EXERCISE OBJECTIVE:
Go through the material and tally the lines containing the string "株式会社". Give the total alone.

DATA RECORDS:
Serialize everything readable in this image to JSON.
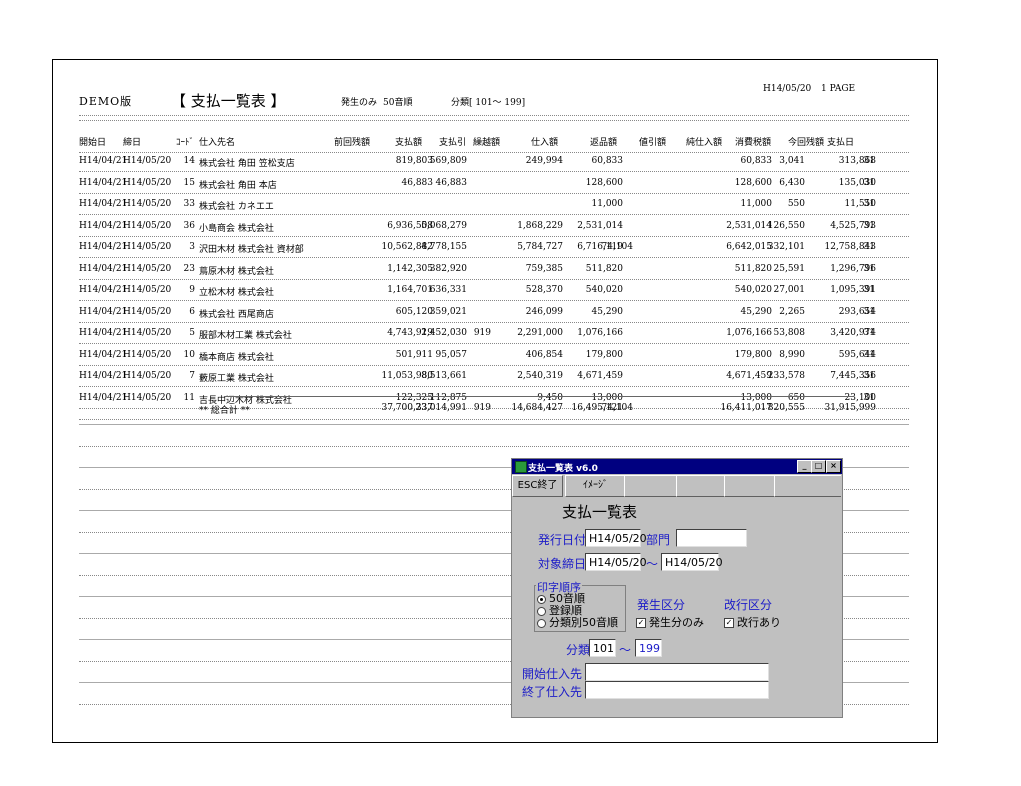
{
  "report": {
    "demo_label": "DEMO版",
    "title": "【 支払一覧表 】",
    "option1": "発生のみ",
    "option2": "50音順",
    "classification": "分類[ 101～ 199]",
    "date": "H14/05/20",
    "page": "1 PAGE"
  },
  "columns": [
    "開始日",
    "締日",
    "ｺｰﾄﾞ",
    "仕入先名",
    "前回残額",
    "支払額",
    "支払引",
    "繰越額",
    "仕入額",
    "返品額",
    "値引額",
    "純仕入額",
    "消費税額",
    "今回残額",
    "支払日"
  ],
  "rows": [
    [
      "H14/04/21",
      "H14/05/20",
      "14",
      "株式会社 角田 笠松支店",
      "819,803",
      "569,809",
      "",
      "249,994",
      "60,833",
      "",
      "",
      "60,833",
      "3,041",
      "313,868",
      "31"
    ],
    [
      "H14/04/21",
      "H14/05/20",
      "15",
      "株式会社 角田 本店",
      "46,883",
      "46,883",
      "",
      "",
      "128,600",
      "",
      "",
      "128,600",
      "6,430",
      "135,030",
      "31"
    ],
    [
      "H14/04/21",
      "H14/05/20",
      "33",
      "株式会社 カネエエ",
      "",
      "",
      "",
      "",
      "11,000",
      "",
      "",
      "11,000",
      "550",
      "11,550",
      "31"
    ],
    [
      "H14/04/21",
      "H14/05/20",
      "36",
      "小島商会 株式会社",
      "6,936,508",
      "5,068,279",
      "",
      "1,868,229",
      "2,531,014",
      "",
      "",
      "2,531,014",
      "126,550",
      "4,525,793",
      "31"
    ],
    [
      "H14/04/21",
      "H14/05/20",
      "3",
      "沢田木材 株式会社  資材部",
      "10,562,882",
      "4,778,155",
      "",
      "5,784,727",
      "6,716,119",
      "74,104",
      "",
      "6,642,015",
      "332,101",
      "12,758,843",
      "31"
    ],
    [
      "H14/04/21",
      "H14/05/20",
      "23",
      "蔦原木材 株式会社",
      "1,142,305",
      "382,920",
      "",
      "759,385",
      "511,820",
      "",
      "",
      "511,820",
      "25,591",
      "1,296,796",
      "31"
    ],
    [
      "H14/04/21",
      "H14/05/20",
      "9",
      "立松木材 株式会社",
      "1,164,701",
      "636,331",
      "",
      "528,370",
      "540,020",
      "",
      "",
      "540,020",
      "27,001",
      "1,095,391",
      "31"
    ],
    [
      "H14/04/21",
      "H14/05/20",
      "6",
      "株式会社 西尾商店",
      "605,120",
      "359,021",
      "",
      "246,099",
      "45,290",
      "",
      "",
      "45,290",
      "2,265",
      "293,654",
      "31"
    ],
    [
      "H14/04/21",
      "H14/05/20",
      "5",
      "服部木材工業 株式会社",
      "4,743,919",
      "2,452,030",
      "919",
      "2,291,000",
      "1,076,166",
      "",
      "",
      "1,076,166",
      "53,808",
      "3,420,974",
      "31"
    ],
    [
      "H14/04/21",
      "H14/05/20",
      "10",
      "橋本商店 株式会社",
      "501,911",
      "95,057",
      "",
      "406,854",
      "179,800",
      "",
      "",
      "179,800",
      "8,990",
      "595,644",
      "31"
    ],
    [
      "H14/04/21",
      "H14/05/20",
      "7",
      "藪原工業 株式会社",
      "11,053,980",
      "8,513,661",
      "",
      "2,540,319",
      "4,671,459",
      "",
      "",
      "4,671,459",
      "233,578",
      "7,445,356",
      "31"
    ],
    [
      "H14/04/21",
      "H14/05/20",
      "11",
      "吉長中辺木材 株式会社",
      "122,325",
      "112,875",
      "",
      "9,450",
      "13,000",
      "",
      "",
      "13,000",
      "650",
      "23,100",
      "31"
    ]
  ],
  "total": {
    "label": "** 総合計 **",
    "values": [
      "37,700,337",
      "23,014,991",
      "919",
      "14,684,427",
      "16,495,121",
      "74,104",
      "",
      "16,411,017",
      "820,555",
      "31,915,999"
    ]
  },
  "dialog": {
    "title": "支払一覧表 v6.0",
    "esc_button": "ESC終了",
    "image_button": "ｲﾒｰｼﾞ",
    "heading": "支払一覧表",
    "issue_date_label": "発行日付",
    "issue_date": "H14/05/20",
    "dept_label": "部門",
    "dept_value": "",
    "closing_label": "対象締日",
    "closing_from": "H14/05/20",
    "tilde": "～",
    "closing_to": "H14/05/20",
    "print_order_label": "印字順序",
    "order_options": [
      "50音順",
      "登録順",
      "分類別50音順"
    ],
    "selected_order": 0,
    "occurrence_label": "発生区分",
    "occurrence_check": "発生分のみ",
    "pagebreak_label": "改行区分",
    "pagebreak_check": "改行あり",
    "class_label": "分類",
    "class_from": "101",
    "class_to": "199",
    "start_supplier_label": "開始仕入先",
    "end_supplier_label": "終了仕入先",
    "start_supplier": "",
    "end_supplier": "",
    "minimize": "_",
    "maximize": "□",
    "close": "×"
  }
}
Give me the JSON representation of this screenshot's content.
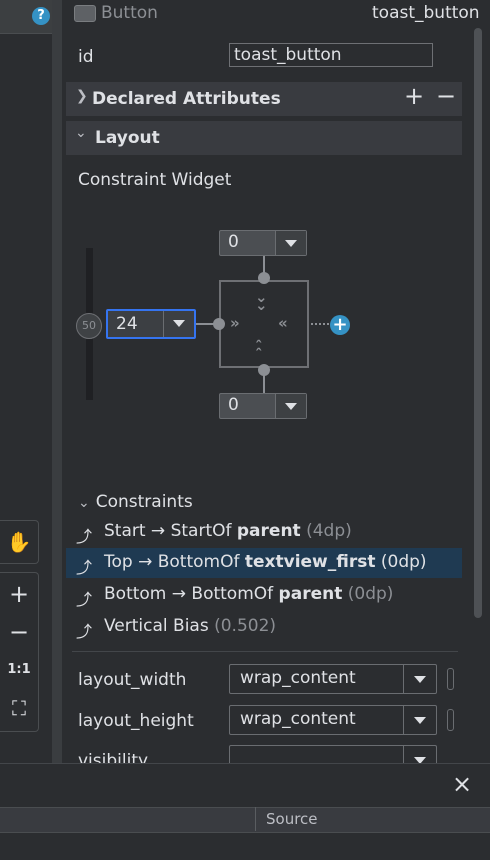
{
  "left_toolbar": {
    "help_glyph": "?",
    "tools": [
      {
        "name": "pan-hand-icon",
        "glyph": "✋"
      },
      {
        "name": "zoom-in-icon",
        "glyph": "+"
      },
      {
        "name": "zoom-out-icon",
        "glyph": "−"
      },
      {
        "name": "actual-size-icon",
        "glyph": "1:1"
      },
      {
        "name": "zoom-to-fit-icon",
        "glyph": "⛶"
      }
    ]
  },
  "header": {
    "component_type": "Button",
    "component_id": "toast_button"
  },
  "id_field": {
    "label": "id",
    "value": "toast_button"
  },
  "sections": {
    "declared_attributes": "Declared Attributes",
    "layout": "Layout",
    "add_glyph": "+",
    "remove_glyph": "−",
    "collapsed_chevron": "›",
    "expanded_chevron": "⌄"
  },
  "constraint_widget": {
    "label": "Constraint Widget",
    "top_margin": "0",
    "bottom_margin": "0",
    "start_margin": "24",
    "vertical_bias_knob": "50"
  },
  "constraints": {
    "header": "Constraints",
    "items": [
      {
        "prefix": "Start → StartOf ",
        "target": "parent",
        "suffix": " (4dp)",
        "selected": false
      },
      {
        "prefix": "Top → BottomOf ",
        "target": "textview_first",
        "suffix": " (0dp)",
        "selected": true
      },
      {
        "prefix": "Bottom → BottomOf ",
        "target": "parent",
        "suffix": " (0dp)",
        "selected": false
      },
      {
        "prefix": "Vertical Bias ",
        "target": "",
        "suffix": " (0.502)",
        "selected": false
      }
    ]
  },
  "properties": [
    {
      "label": "layout_width",
      "value": "wrap_content"
    },
    {
      "label": "layout_height",
      "value": "wrap_content"
    },
    {
      "label": "visibility",
      "value": ""
    }
  ],
  "bottom_panel": {
    "close_glyph": "×",
    "column_header": "Source"
  },
  "colors": {
    "background": "#2b2d30",
    "section_bar": "#393b40",
    "selection": "#1f3a52",
    "accent_blue": "#3574f0",
    "info_blue": "#3592c4"
  }
}
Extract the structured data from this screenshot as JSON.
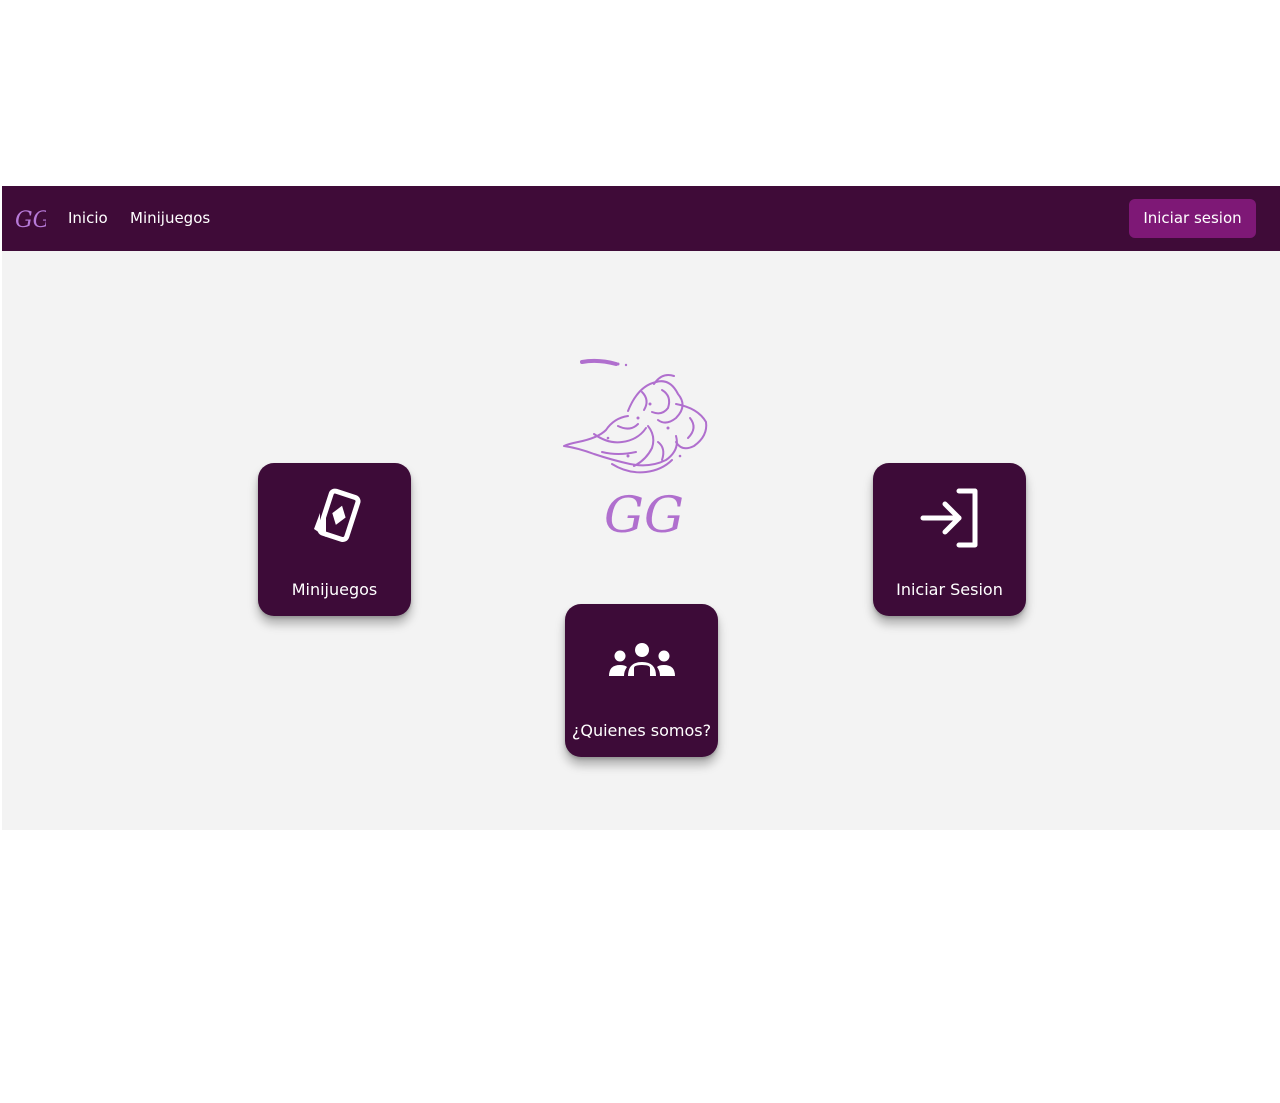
{
  "navbar": {
    "brand_text": "GG",
    "links": [
      {
        "label": "Inicio"
      },
      {
        "label": "Minijuegos"
      }
    ],
    "login_button": "Iniciar sesion"
  },
  "hero": {
    "logo_text": "GG"
  },
  "cards": {
    "minigames": {
      "label": "Minijuegos",
      "icon": "playing-card-icon"
    },
    "login": {
      "label": "Iniciar Sesion",
      "icon": "login-icon"
    },
    "about": {
      "label": "¿Quienes somos?",
      "icon": "group-icon"
    }
  },
  "colors": {
    "navbar_bg": "#3f0b38",
    "button_bg": "#7e1876",
    "card_bg": "#3d0b38",
    "logo_purple": "#b06fce",
    "page_bg": "#f3f3f3"
  }
}
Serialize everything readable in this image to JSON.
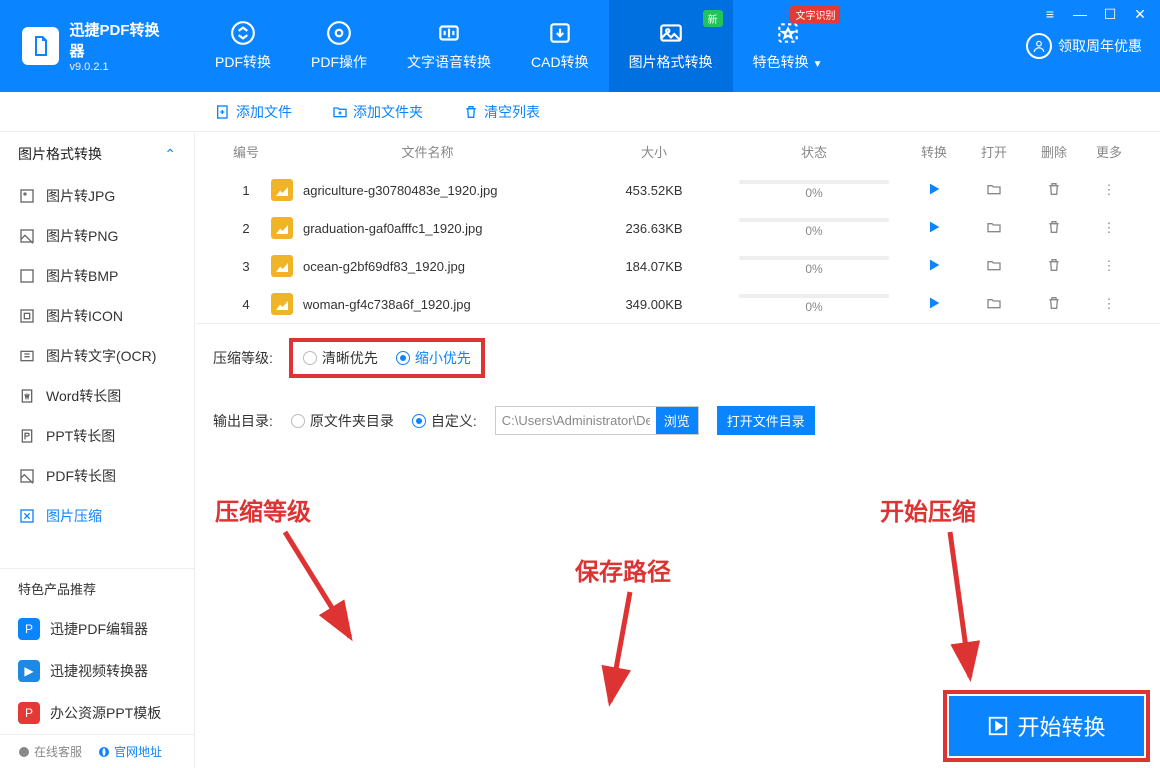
{
  "brand": {
    "title": "迅捷PDF转换器",
    "version": "v9.0.2.1"
  },
  "navs": [
    {
      "label": "PDF转换"
    },
    {
      "label": "PDF操作"
    },
    {
      "label": "文字语音转换"
    },
    {
      "label": "CAD转换"
    },
    {
      "label": "图片格式转换",
      "active": true,
      "badge": "新"
    },
    {
      "label": "特色转换",
      "badge": "文字识别",
      "badge_red": true,
      "caret": true
    }
  ],
  "claim": "领取周年优惠",
  "toolbar": {
    "add_file": "添加文件",
    "add_folder": "添加文件夹",
    "clear": "清空列表"
  },
  "sidebar": {
    "group_title": "图片格式转换",
    "items": [
      {
        "label": "图片转JPG"
      },
      {
        "label": "图片转PNG"
      },
      {
        "label": "图片转BMP"
      },
      {
        "label": "图片转ICON"
      },
      {
        "label": "图片转文字(OCR)"
      },
      {
        "label": "Word转长图"
      },
      {
        "label": "PPT转长图"
      },
      {
        "label": "PDF转长图"
      },
      {
        "label": "图片压缩",
        "active": true
      }
    ],
    "section_title": "特色产品推荐",
    "promos": [
      {
        "label": "迅捷PDF编辑器",
        "color": "#0a84ff"
      },
      {
        "label": "迅捷视频转换器",
        "color": "#1e88e5"
      },
      {
        "label": "办公资源PPT模板",
        "color": "#e53935"
      }
    ],
    "footer": {
      "service": "在线客服",
      "site": "官网地址"
    }
  },
  "table": {
    "headers": {
      "idx": "编号",
      "name": "文件名称",
      "size": "大小",
      "status": "状态",
      "conv": "转换",
      "open": "打开",
      "del": "删除",
      "more": "更多"
    },
    "rows": [
      {
        "idx": "1",
        "name": "agriculture-g30780483e_1920.jpg",
        "size": "453.52KB",
        "status": "0%"
      },
      {
        "idx": "2",
        "name": "graduation-gaf0afffc1_1920.jpg",
        "size": "236.63KB",
        "status": "0%"
      },
      {
        "idx": "3",
        "name": "ocean-g2bf69df83_1920.jpg",
        "size": "184.07KB",
        "status": "0%"
      },
      {
        "idx": "4",
        "name": "woman-gf4c738a6f_1920.jpg",
        "size": "349.00KB",
        "status": "0%"
      }
    ]
  },
  "options": {
    "level_label": "压缩等级:",
    "level_clear": "清晰优先",
    "level_small": "缩小优先",
    "out_label": "输出目录:",
    "out_original": "原文件夹目录",
    "out_custom": "自定义:",
    "path": "C:\\Users\\Administrator\\Des",
    "browse": "浏览",
    "open_dir": "打开文件目录"
  },
  "start_label": "开始转换",
  "annotations": {
    "level": "压缩等级",
    "path": "保存路径",
    "start": "开始压缩"
  }
}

WORKED SOLUTION:
12